Paper No. 2-7
Presentation Time: 10:35 AM


LUTZ, Brandon1, AXEN, Gary1 and KETCHAM, Richard A.2, (1)Department of Earth & Environmental Science, New Mexico Institute of Mining and Technology, 801 Leroy Place, Socorro, NM 87801, (2)Jackson School of Geosciences, University of Texas, Austin, TX 78712

Low angle normal faults (detachments) play a fundamental role in lithospheric strain and pose potential seismic hazard, but the mechanics of their formation and slip remain enigmatic. Numerical simulations and fault rock studies often invoke strain softening or weak fault-zone materials to explain low-angle frictional slip, but many continental detachment faults initiated and evolved in strong rocks at peak crustal strength. Thus a universal physical mechanism for detachment fault initiation is lacking.

To explore this problem, we have generated thermo-kinematic models of footwall exhumation below the Boundary Canyon detachment in Death Valley, California.
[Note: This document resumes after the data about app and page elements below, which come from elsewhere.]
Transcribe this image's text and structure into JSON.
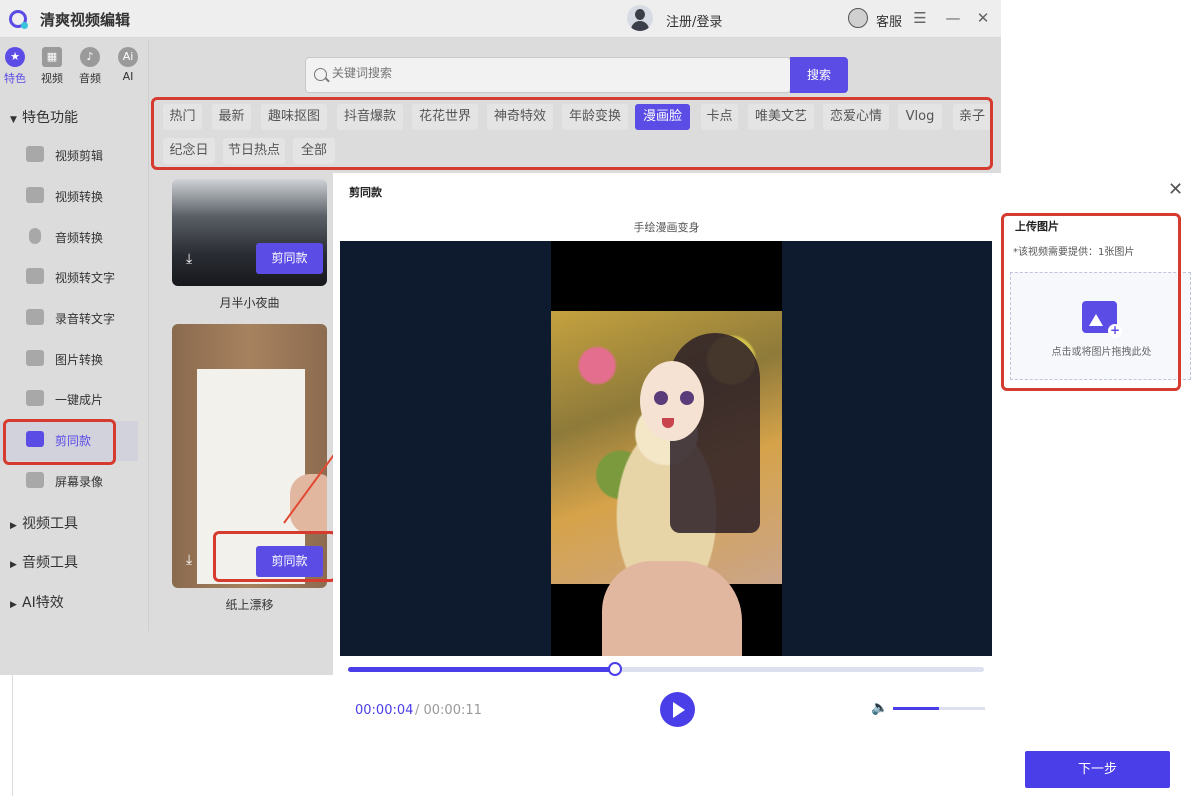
{
  "app": {
    "title": "清爽视频编辑",
    "login_label": "注册/登录",
    "service_label": "客服",
    "window_controls": [
      "menu-icon",
      "minimize-icon",
      "close-icon"
    ]
  },
  "sidebar": {
    "top_nav": [
      {
        "label": "特色",
        "icon": "star-icon",
        "active": true
      },
      {
        "label": "视频",
        "icon": "film-icon",
        "active": false
      },
      {
        "label": "音频",
        "icon": "music-icon",
        "active": false
      },
      {
        "label": "AI",
        "icon": "ai-icon",
        "active": false
      }
    ],
    "section_main": "特色功能",
    "items": [
      {
        "label": "视频剪辑",
        "icon": "video-edit-icon"
      },
      {
        "label": "视频转换",
        "icon": "video-convert-icon"
      },
      {
        "label": "音频转换",
        "icon": "microphone-icon"
      },
      {
        "label": "视频转文字",
        "icon": "video-to-text-icon"
      },
      {
        "label": "录音转文字",
        "icon": "audio-to-text-icon"
      },
      {
        "label": "图片转换",
        "icon": "image-convert-icon"
      },
      {
        "label": "一键成片",
        "icon": "one-click-icon"
      },
      {
        "label": "剪同款",
        "icon": "template-icon",
        "active": true
      },
      {
        "label": "屏幕录像",
        "icon": "screen-record-icon"
      }
    ],
    "sections": [
      "视频工具",
      "音频工具",
      "AI特效"
    ]
  },
  "search": {
    "placeholder": "关键词搜索",
    "button": "搜索"
  },
  "tags": [
    "热门",
    "最新",
    "趣味抠图",
    "抖音爆款",
    "花花世界",
    "神奇特效",
    "年龄变换",
    "漫画脸",
    "卡点",
    "唯美文艺",
    "恋爱心情",
    "Vlog",
    "亲子",
    "纪念日",
    "节日热点",
    "全部"
  ],
  "active_tag": "漫画脸",
  "cards": [
    {
      "title": "月半小夜曲",
      "button": "剪同款"
    },
    {
      "title": "纸上漂移",
      "button": "剪同款"
    }
  ],
  "dialog": {
    "title": "剪同款",
    "video_caption": "手绘漫画变身",
    "current_time": "00:00:04",
    "total_time": "/ 00:00:11",
    "progress": 0.42,
    "volume": 0.5,
    "upload_title": "上传图片",
    "upload_note": "*该视频需要提供：1张图片",
    "dropzone_text": "点击或将图片拖拽此处",
    "next_button": "下一步"
  },
  "colors": {
    "accent": "#5b4ce6",
    "highlight_box": "#d63b2f"
  }
}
The models simulate advection and conduction of heat in a 2D grid using velocities generated from geologic reconstructions (made using Move structural modeling software; thermal model using FetKin code). Particles placed along the detachment fault are tracked through temperature-time space, and model thermo-chronometric ages are calculated. Model ages are compared with muscovite 40Ar/39Ar and zircon (U-Th)/He thermo-chronometric data from the footwall (Wells et al., in prep). Fault geometry and exhumation pathways are adjusted until model and actual closure ages converge. The iterations produce incremental fault geometries and surrounding thermal states, which are constrained by metamorphic phase relations and pre- to syn-extensional Cenozoic basins.

Mechanical analysis of the initial fault suggests that rotation of the maximum principal stress away from vertical is required to breach a failure envelope of modest static friction (0.4). Continuum numerical models have shown that stress field rotation is possible through shear tractions or flexural forces applied to the base of the brittle crust via lower crustal flow (Yin, 1989) or remnant crustal root isostasy (Spencer and Chase, 1989), respectively.

  • Lutz_FMDS_GSA2.pptx (27.1 MB)